» What to work on
When you reach the line containing "What's the underlying" in the records below, set it down exactly, together with every later line through the end, but not the pictures.

(Web page and app entries)
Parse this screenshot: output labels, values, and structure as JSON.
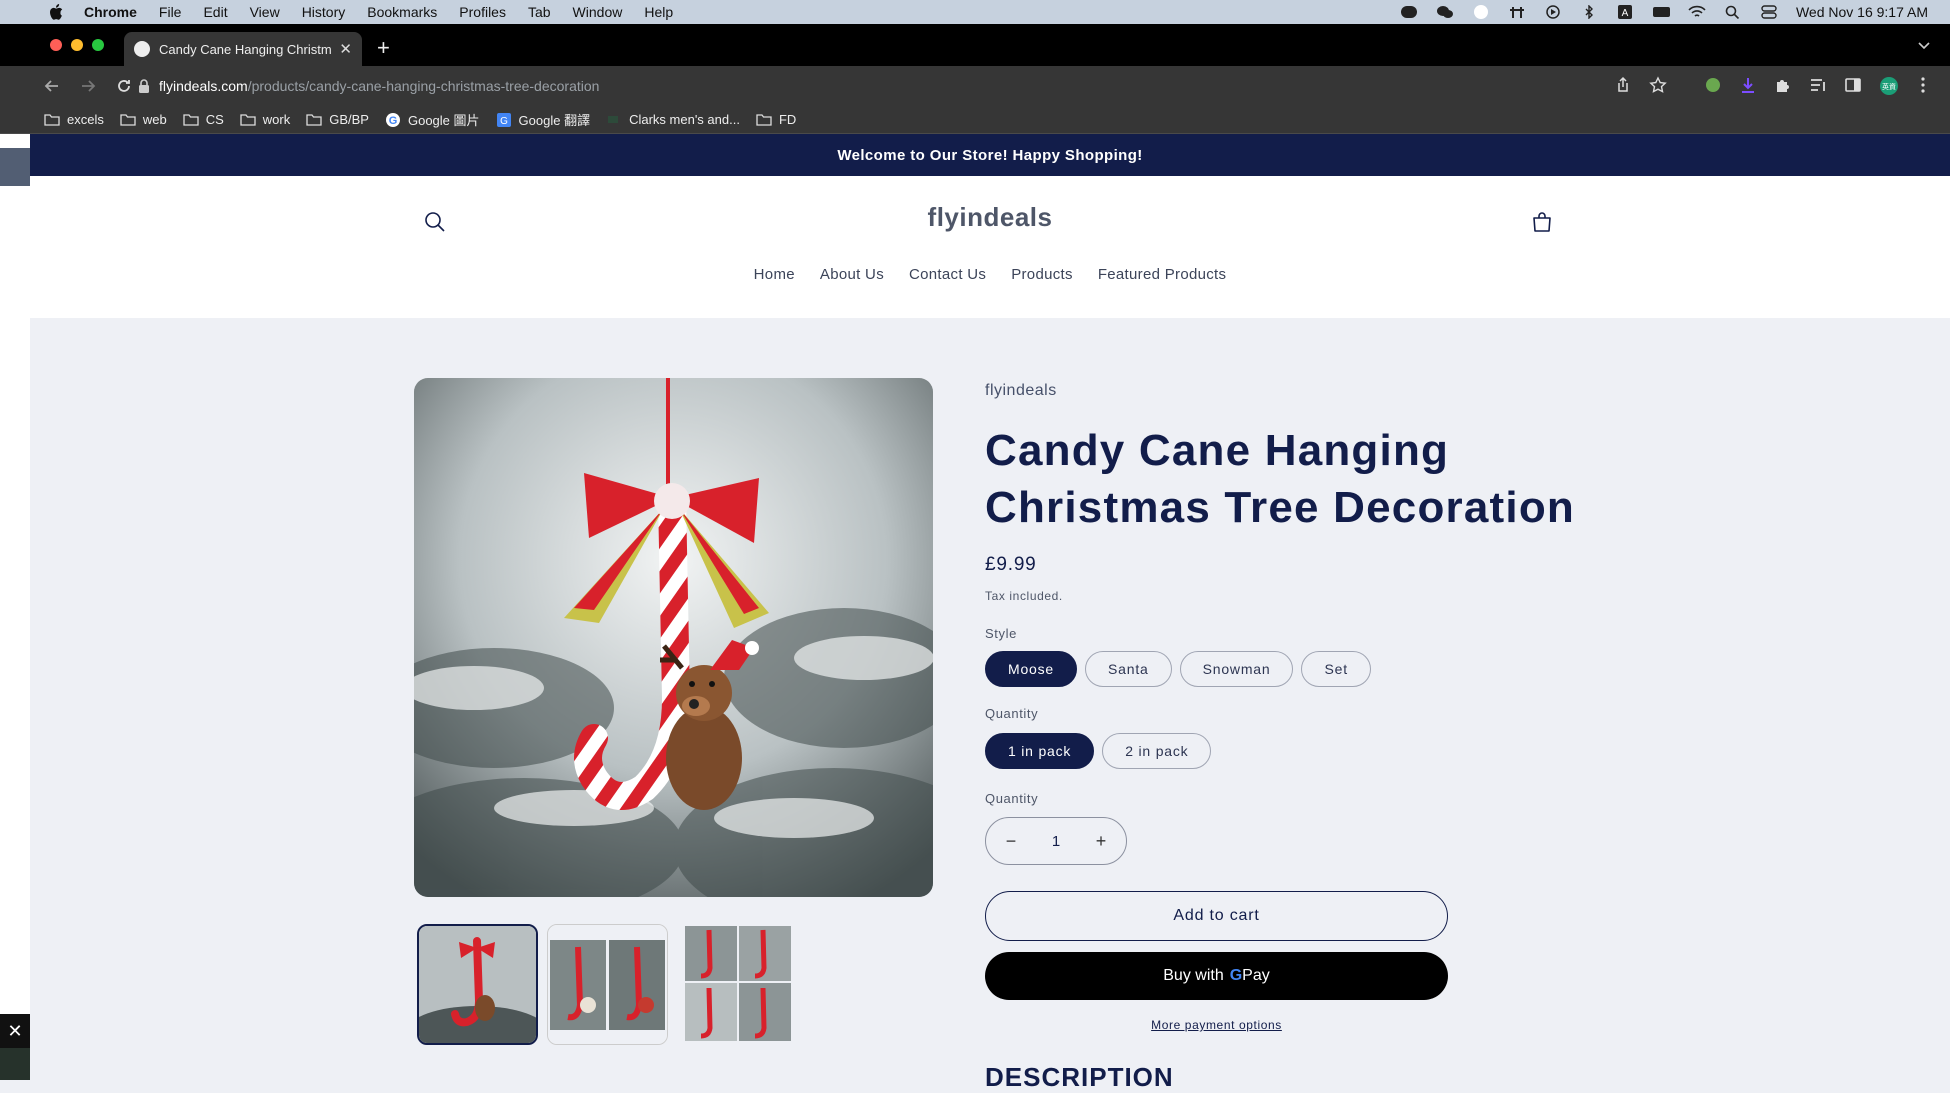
{
  "menubar": {
    "app": "Chrome",
    "items": [
      "File",
      "Edit",
      "View",
      "History",
      "Bookmarks",
      "Profiles",
      "Tab",
      "Window",
      "Help"
    ],
    "datetime": "Wed Nov 16  9:17 AM"
  },
  "browser": {
    "tab_title": "Candy Cane Hanging Christmas Tree Decoration",
    "url_host": "flyindeals.com",
    "url_path": "/products/candy-cane-hanging-christmas-tree-decoration",
    "profile_badge": "英資",
    "bookmarks": [
      "excels",
      "web",
      "CS",
      "work",
      "GB/BP",
      "Google 圖片",
      "Google 翻譯",
      "Clarks men's and...",
      "FD"
    ]
  },
  "store": {
    "announcement": "Welcome to Our Store! Happy Shopping!",
    "logo": "flyindeals",
    "nav": [
      "Home",
      "About Us",
      "Contact Us",
      "Products",
      "Featured Products"
    ]
  },
  "product": {
    "vendor": "flyindeals",
    "title": "Candy Cane Hanging Christmas Tree Decoration",
    "price": "£9.99",
    "tax_note": "Tax included.",
    "style_label": "Style",
    "styles": [
      "Moose",
      "Santa",
      "Snowman",
      "Set"
    ],
    "selected_style": "Moose",
    "pack_label": "Quantity",
    "packs": [
      "1 in pack",
      "2 in pack"
    ],
    "selected_pack": "1 in pack",
    "quantity_label": "Quantity",
    "quantity": "1",
    "add_to_cart": "Add to cart",
    "buy_with": "Buy with",
    "gpay_g": "G",
    "gpay_pay": "Pay",
    "more_payment": "More payment options",
    "description_heading": "DESCRIPTION"
  },
  "colors": {
    "brand_navy": "#121d4a",
    "page_bg": "#eef0f5",
    "candy_red": "#d8212b"
  }
}
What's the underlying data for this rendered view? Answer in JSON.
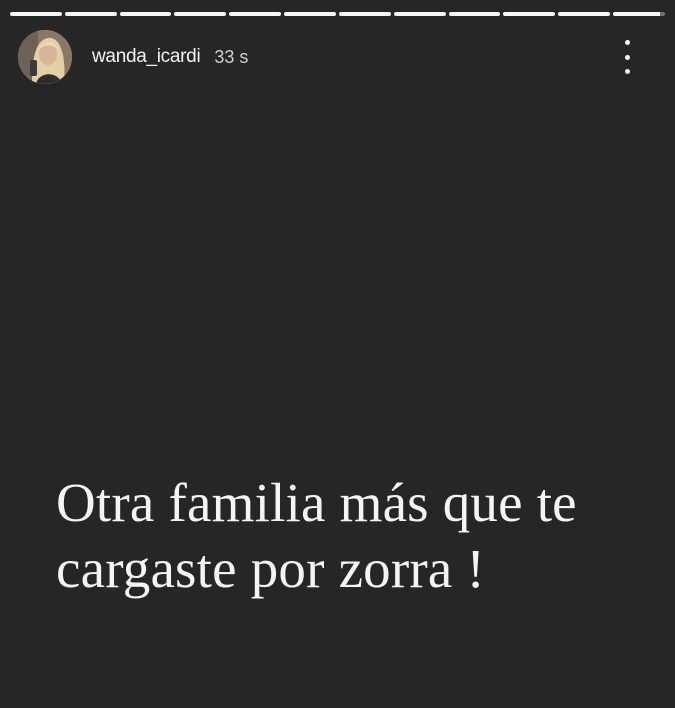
{
  "progress": {
    "segments": [
      1,
      1,
      1,
      1,
      1,
      1,
      1,
      1,
      1,
      1,
      1,
      0.9
    ]
  },
  "header": {
    "avatar_icon": "profile-photo",
    "username": "wanda_icardi",
    "timestamp": "33 s",
    "more_icon": "vertical-ellipsis-icon"
  },
  "story": {
    "text": "Otra familia más que te cargaste por zorra !",
    "background_color": "#262626",
    "text_color": "#f4f4f4"
  }
}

» Output for this task
What's the underlying data for this rendered view? Answer in JSON.
{
  "progress": {
    "segments": [
      1,
      1,
      1,
      1,
      1,
      1,
      1,
      1,
      1,
      1,
      1,
      0.9
    ]
  },
  "header": {
    "avatar_icon": "profile-photo",
    "username": "wanda_icardi",
    "timestamp": "33 s",
    "more_icon": "vertical-ellipsis-icon"
  },
  "story": {
    "text": "Otra familia más que te cargaste por zorra !",
    "background_color": "#262626",
    "text_color": "#f4f4f4"
  }
}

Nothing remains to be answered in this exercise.